**WORK TO COMPLETE:** Lines with "label": copy each one from the listing below.

**RECORDS PROVIDED:**
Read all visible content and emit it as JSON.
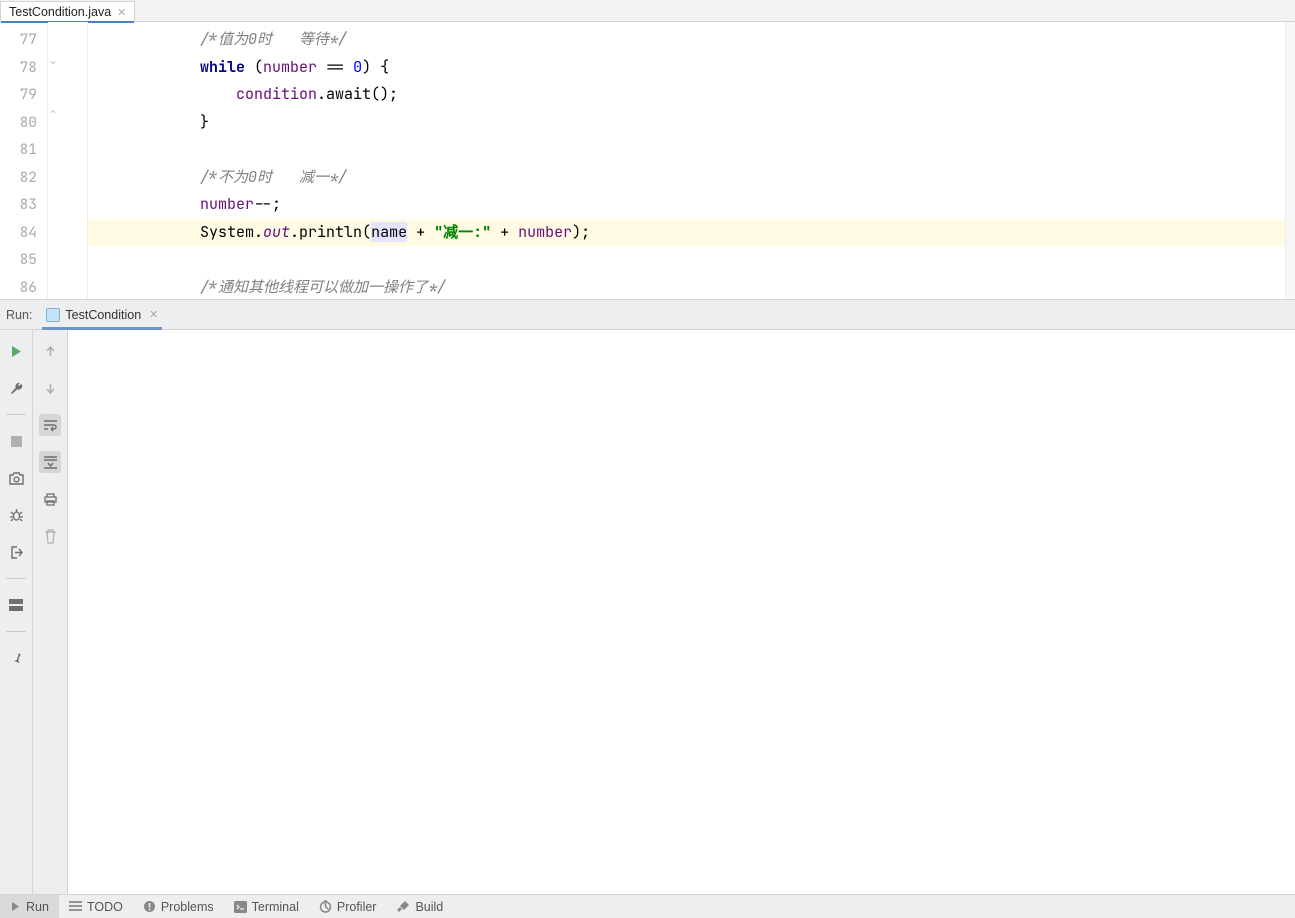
{
  "file_tab": {
    "label": "TestCondition.java"
  },
  "gutter": {
    "start": 77,
    "end": 86
  },
  "code": {
    "lines": [
      {
        "n": 77,
        "tokens": [
          {
            "t": "ind",
            "v": "            "
          },
          {
            "t": "cm",
            "v": "/*值为0时   等待*/"
          }
        ]
      },
      {
        "n": 78,
        "tokens": [
          {
            "t": "ind",
            "v": "            "
          },
          {
            "t": "kw",
            "v": "while"
          },
          {
            "t": "pl",
            "v": " ("
          },
          {
            "t": "fd",
            "v": "number"
          },
          {
            "t": "pl",
            "v": " == "
          },
          {
            "t": "nm",
            "v": "0"
          },
          {
            "t": "pl",
            "v": ") {"
          }
        ]
      },
      {
        "n": 79,
        "tokens": [
          {
            "t": "ind",
            "v": "                "
          },
          {
            "t": "fd",
            "v": "condition"
          },
          {
            "t": "pl",
            "v": ".await();"
          }
        ]
      },
      {
        "n": 80,
        "tokens": [
          {
            "t": "ind",
            "v": "            "
          },
          {
            "t": "pl",
            "v": "}"
          }
        ]
      },
      {
        "n": 81,
        "tokens": []
      },
      {
        "n": 82,
        "tokens": [
          {
            "t": "ind",
            "v": "            "
          },
          {
            "t": "cm",
            "v": "/*不为0时   减一*/"
          }
        ]
      },
      {
        "n": 83,
        "tokens": [
          {
            "t": "ind",
            "v": "            "
          },
          {
            "t": "fd",
            "v": "number"
          },
          {
            "t": "pl",
            "v": "--;"
          }
        ]
      },
      {
        "n": 84,
        "hl": true,
        "tokens": [
          {
            "t": "ind",
            "v": "            "
          },
          {
            "t": "pl",
            "v": "System."
          },
          {
            "t": "it",
            "v": "out"
          },
          {
            "t": "pl",
            "v": ".println("
          },
          {
            "t": "sel",
            "v": "name"
          },
          {
            "t": "pl",
            "v": " + "
          },
          {
            "t": "st",
            "v": "\"减一:\""
          },
          {
            "t": "pl",
            "v": " + "
          },
          {
            "t": "fd",
            "v": "number"
          },
          {
            "t": "pl",
            "v": ");"
          }
        ]
      },
      {
        "n": 85,
        "tokens": []
      },
      {
        "n": 86,
        "tokens": [
          {
            "t": "ind",
            "v": "            "
          },
          {
            "t": "cm",
            "v": "/*通知其他线程可以做加一操作了*/"
          }
        ]
      }
    ]
  },
  "run_panel": {
    "label": "Run:",
    "config_name": "TestCondition"
  },
  "bottom_bar": {
    "items": [
      {
        "key": "run",
        "label": "Run",
        "active": true
      },
      {
        "key": "todo",
        "label": "TODO"
      },
      {
        "key": "problems",
        "label": "Problems"
      },
      {
        "key": "terminal",
        "label": "Terminal"
      },
      {
        "key": "profiler",
        "label": "Profiler"
      },
      {
        "key": "build",
        "label": "Build"
      }
    ]
  }
}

**EXERCISE ANSWER:**
    "label": "TestCondition.java"
    "label": "Run:",
        "label": "Run",
        "label": "TODO"
        "label": "Problems"
        "label": "Terminal"
        "label": "Profiler"
        "label": "Build"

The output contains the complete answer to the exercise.